Such situations are not uncommon in the recession, but it does mean that people do more transactions online, which can be risky. I've taken to using false names for Amazon and eBay, which helps me to weed out emails containing malware sent to me as Paul.
It's bad, Paul, and I think you're wise to be so cautious. Global is good but globalism is something different, and cuts the heart out of places, and is disempowering us in the process.
A trick I learnt from someone who worked as a cold caller (for a UK bank, trying to flog life insurance policies), was to say you were emigrating soon. This fib takes your name off their list. It also worked when I lived in America, and from my accent, I sounded convincing saying I was returning to the UK.
A trick I learnt from someone who worked as a cold caller (for a UK bank, trying to flog life insurance policies), was to say you were emigrating soon. This fib takes your name off their list. It also worked when I lived in America, and from my accent, I sounded convincing saying I was returning to the UK.

I'll add that one to my repertoire. Thank you.
But, a webcam is a way for hackers to infiltrate your life.

I want to say that I'm not bothered; that I've nothing to hide. But there are always times and things that should be guarded, right? And it's not enough to say that if something bad did happen to me then it would give me something interesting to write about (my standard response) because there are some things that are so potentially traumatic that they change a person. I've been fortunate in life; you might even say blessed, but it doesn't take much to tip a dream over the edge into a nightmare.

Thanks for making me think seriously about this, Paul - appreciated.


right, where did I put that electrician's tape ...
I've found answering cold calls in English when I'm in Italy and vice versa in the UK works a treat

I can't pick up my mobile (or cell, depending on your country) to answer, so my carer lets unknown numbers go to voicemail, where my 'Leave a message' is in garbled 'stroke' speak. It's amazing how many telemarketers are scared off by that :) *cue the wicked laugh*!
It's most likely illegal, as it could damage hearing, though I don't know how they'd prove it was you who did it, but one way to get yourself taken off cold call lists is to blow a shrill whistle into the mouthpiece. I knew a lady football referee who did this! She was a formidable woman, whose glare could halt a charging rhino!

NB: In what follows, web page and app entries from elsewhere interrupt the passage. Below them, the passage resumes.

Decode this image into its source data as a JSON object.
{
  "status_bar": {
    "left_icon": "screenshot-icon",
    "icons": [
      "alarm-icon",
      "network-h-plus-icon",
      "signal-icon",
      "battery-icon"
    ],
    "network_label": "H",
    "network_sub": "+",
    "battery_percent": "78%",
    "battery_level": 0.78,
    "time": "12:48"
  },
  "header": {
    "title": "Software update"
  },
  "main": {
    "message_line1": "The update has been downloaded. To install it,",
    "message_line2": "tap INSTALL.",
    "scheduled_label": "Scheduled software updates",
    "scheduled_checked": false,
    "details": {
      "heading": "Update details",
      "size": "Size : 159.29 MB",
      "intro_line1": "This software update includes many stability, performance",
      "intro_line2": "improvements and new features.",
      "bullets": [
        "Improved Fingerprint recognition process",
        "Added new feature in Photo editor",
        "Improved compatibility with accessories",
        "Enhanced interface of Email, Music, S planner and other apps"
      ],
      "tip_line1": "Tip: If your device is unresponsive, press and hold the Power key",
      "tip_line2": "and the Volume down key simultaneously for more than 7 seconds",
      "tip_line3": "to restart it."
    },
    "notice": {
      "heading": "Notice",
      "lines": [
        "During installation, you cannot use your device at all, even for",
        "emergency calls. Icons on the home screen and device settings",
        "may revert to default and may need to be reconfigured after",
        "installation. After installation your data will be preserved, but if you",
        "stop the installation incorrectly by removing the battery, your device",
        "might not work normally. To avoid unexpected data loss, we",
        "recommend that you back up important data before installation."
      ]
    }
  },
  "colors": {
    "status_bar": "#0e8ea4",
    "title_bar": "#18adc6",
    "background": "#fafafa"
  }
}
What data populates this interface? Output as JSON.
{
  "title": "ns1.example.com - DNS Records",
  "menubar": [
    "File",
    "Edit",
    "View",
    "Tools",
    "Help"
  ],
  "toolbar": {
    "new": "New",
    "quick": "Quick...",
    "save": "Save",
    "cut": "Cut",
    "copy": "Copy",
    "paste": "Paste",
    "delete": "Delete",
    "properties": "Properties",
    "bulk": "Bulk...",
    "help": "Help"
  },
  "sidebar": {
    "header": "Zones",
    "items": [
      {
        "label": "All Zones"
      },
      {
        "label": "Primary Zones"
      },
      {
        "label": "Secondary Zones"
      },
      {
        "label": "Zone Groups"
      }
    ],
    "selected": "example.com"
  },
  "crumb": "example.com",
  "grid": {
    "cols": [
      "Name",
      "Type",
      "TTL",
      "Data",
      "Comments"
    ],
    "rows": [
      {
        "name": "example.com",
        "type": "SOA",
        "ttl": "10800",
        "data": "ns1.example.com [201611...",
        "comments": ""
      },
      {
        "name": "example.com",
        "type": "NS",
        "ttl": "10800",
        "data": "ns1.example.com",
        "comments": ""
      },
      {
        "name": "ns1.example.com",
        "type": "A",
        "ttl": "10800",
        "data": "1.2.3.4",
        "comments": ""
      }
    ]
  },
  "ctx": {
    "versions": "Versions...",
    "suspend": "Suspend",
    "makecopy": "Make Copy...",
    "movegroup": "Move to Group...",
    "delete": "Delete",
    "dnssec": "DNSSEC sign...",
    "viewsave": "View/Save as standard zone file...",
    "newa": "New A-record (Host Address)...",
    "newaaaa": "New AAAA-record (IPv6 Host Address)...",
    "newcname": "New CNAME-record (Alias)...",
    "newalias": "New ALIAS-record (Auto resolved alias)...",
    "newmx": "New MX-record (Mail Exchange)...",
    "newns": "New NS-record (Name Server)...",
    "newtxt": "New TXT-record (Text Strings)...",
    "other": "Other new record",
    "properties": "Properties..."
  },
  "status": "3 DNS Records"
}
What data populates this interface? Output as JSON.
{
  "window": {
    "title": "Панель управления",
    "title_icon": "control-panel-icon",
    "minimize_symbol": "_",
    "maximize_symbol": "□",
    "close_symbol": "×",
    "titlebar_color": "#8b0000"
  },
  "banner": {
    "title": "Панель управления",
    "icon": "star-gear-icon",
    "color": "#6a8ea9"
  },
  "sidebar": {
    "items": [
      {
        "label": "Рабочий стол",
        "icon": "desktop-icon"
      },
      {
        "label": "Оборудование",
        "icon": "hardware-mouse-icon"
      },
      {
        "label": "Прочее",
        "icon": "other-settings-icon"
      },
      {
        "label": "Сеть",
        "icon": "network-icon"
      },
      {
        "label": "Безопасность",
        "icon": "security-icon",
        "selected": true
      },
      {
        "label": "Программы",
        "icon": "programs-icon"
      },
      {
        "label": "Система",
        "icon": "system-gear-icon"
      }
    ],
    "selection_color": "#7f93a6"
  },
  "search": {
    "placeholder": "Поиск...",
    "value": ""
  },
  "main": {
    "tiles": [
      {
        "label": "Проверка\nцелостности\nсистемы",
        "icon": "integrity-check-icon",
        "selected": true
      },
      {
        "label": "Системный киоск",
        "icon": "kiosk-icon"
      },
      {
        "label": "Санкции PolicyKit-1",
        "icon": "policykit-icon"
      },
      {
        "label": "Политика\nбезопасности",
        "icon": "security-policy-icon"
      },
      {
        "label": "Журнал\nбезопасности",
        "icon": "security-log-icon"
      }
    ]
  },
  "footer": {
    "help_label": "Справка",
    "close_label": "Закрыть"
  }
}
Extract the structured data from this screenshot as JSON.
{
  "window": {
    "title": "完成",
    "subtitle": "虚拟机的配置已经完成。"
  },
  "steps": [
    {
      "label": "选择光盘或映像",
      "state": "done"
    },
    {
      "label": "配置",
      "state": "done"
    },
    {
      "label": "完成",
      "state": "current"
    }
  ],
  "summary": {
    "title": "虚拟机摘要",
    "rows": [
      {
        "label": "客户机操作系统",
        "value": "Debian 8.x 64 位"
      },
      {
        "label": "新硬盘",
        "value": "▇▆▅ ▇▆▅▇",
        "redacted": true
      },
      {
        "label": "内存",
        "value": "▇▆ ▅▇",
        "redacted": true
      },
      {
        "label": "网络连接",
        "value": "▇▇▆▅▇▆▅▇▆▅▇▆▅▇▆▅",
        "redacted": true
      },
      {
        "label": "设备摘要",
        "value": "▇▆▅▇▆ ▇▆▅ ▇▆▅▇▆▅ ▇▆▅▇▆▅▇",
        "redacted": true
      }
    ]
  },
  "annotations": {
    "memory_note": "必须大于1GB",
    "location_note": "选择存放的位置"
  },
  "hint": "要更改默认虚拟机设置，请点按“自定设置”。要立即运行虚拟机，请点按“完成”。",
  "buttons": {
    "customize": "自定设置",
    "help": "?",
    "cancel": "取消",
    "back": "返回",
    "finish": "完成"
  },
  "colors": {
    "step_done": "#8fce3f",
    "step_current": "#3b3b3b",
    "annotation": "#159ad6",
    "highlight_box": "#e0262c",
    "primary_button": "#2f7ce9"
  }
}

Not open for further replies.

33 Writing Contests in October 2019 - No entry fees

What bias in favour of debuts?